So what is it that makes Fleetwood Mac so popular even today? Not only are they iconic singalongs found on any road trip playlist or karaoke line-up, but Clarke thinks their relatability and sentimental value makes them timeless. “These songs have literally been the soundtrack to a lot of people’s lives and are deeply intertwined with memories and experiences that have been significant to them”. It is music shared by old acquaintances of the original songs in the 70’ & 80s, but also by their children.
For Clarke, a memorable performance is a marriage between the technical aspects coming together and an interactive audience. She has too many favourite songs to list, but notes “the most emotional I have felt on stage is when several hundred people sing the song Landslide with me…that’s an incredible experience”. She and her husband are more inspired by ‘old school music’ but also lists modern artists such as Ellie Goulding and Ed Sheeran as some of her favourites for their crafted lyrics and vocal ability. This got me thinking about the Starry Eyed and Thinking Out Loud tribute bands that might emerge 50 years from now…

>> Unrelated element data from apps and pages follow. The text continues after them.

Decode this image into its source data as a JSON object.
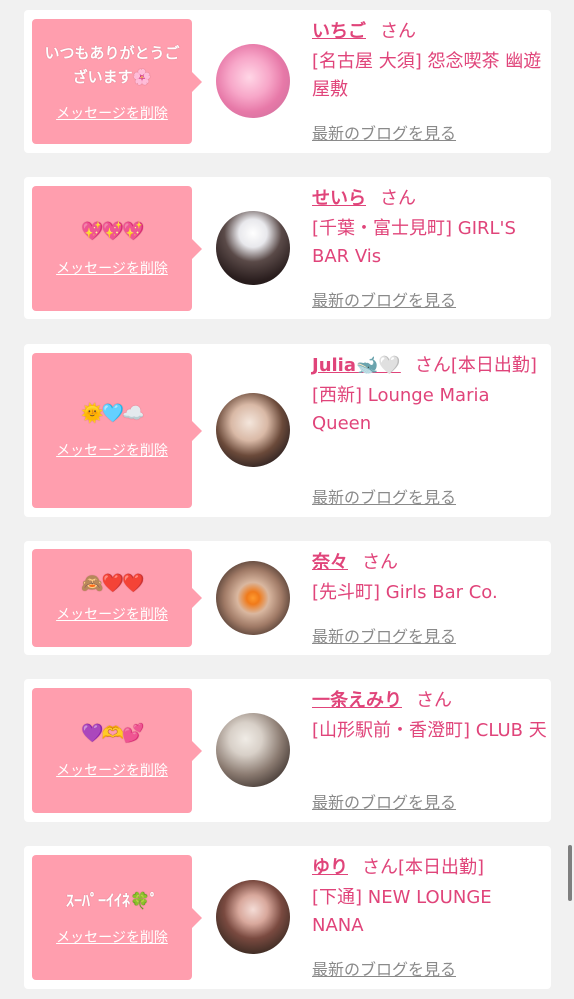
{
  "colors": {
    "accent_pink": "#e0447a",
    "bubble_pink": "#ff9eae",
    "link_gray": "#8a8a8a",
    "background": "#f1f1f1"
  },
  "delete_label": "メッセージを削除",
  "blog_label": "最新のブログを見る",
  "cards": [
    {
      "message": "いつもありがとうございます🌸",
      "name": "いちご",
      "suffix": "さん",
      "shop": "[名古屋 大須] 怨念喫茶 幽遊屋敷"
    },
    {
      "message": "💖💖💖",
      "name": "せいら",
      "suffix": "さん",
      "shop": "[千葉・富士見町] GIRL'S BAR Vis"
    },
    {
      "message": "🌞🩵☁️",
      "name": "Julia🐋🤍",
      "suffix": "さん[本日出勤]",
      "shop": "[西新] Lounge Maria Queen"
    },
    {
      "message": "🙈❤️❤️",
      "name": "奈々",
      "suffix": "さん",
      "shop": "[先斗町] Girls Bar Co."
    },
    {
      "message": "💜🫶💕",
      "name": "一条えみり",
      "suffix": "さん",
      "shop": "[山形駅前・香澄町] CLUB 天"
    },
    {
      "message": "ｽｰﾊﾟｰｲｲﾈ🍀ﾟ",
      "name": "ゆり",
      "suffix": "さん[本日出勤]",
      "shop": "[下通] NEW LOUNGE NANA"
    }
  ]
}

A lot of administration is involved in orchestrating a tour away from Auckland, Landslide’s home base, but Clarke reckons they’re keen to make the trip East a regular thing. I’ve started rehearsing in the shower for Landslide’s next show, but until then, you can stay up to date with the group at www.facebook.com/landslideshow